A Daily Visual Journal of Wry Moments from a Hilarious Jewish Comic



Vanessa Davis’s autobiographical cartoons are embarrassing–painfully, self-consciously embarrassing--but, like a stand-up comedian, she spins her awkward, personal quirks into a compelling, identifiable, and ultimately lovable character.

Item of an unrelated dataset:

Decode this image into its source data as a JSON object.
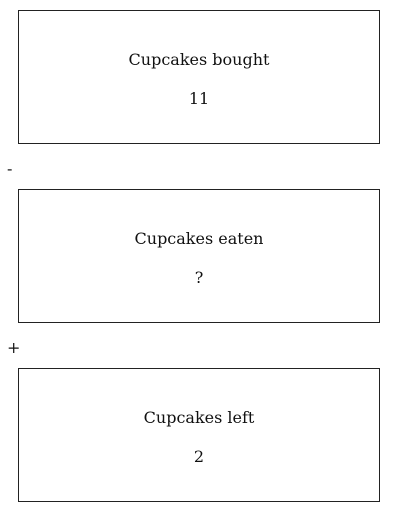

Davis’s comics, often no longer than a page or two, target her favorite things about life.

Whether she’s writing and drawing about her predilection for older Israeli men (“I think that Israeli guys are our real birthright”), her time at fat camp (she didn’t lose any weight, but got in some great swimming and dancing), or her childhood as a Jew in a mostly Christian part of Florida, Davis is equal parts Sarah Silverman and R. Crumb.

Make Me a Woman, Davis’s 2010 anthology, collects all of her work from 2004-2010, with interspersed black-and-white pencil drawings, a sort of daily journal of wry moments–unfinished and unrefined, sometimes little more than ideas for her full pieces. Davis’s saving grace is her basic goodness–her ability to laugh at herself, and make you laugh at her, and feel good about laughing.

Recommended from JTA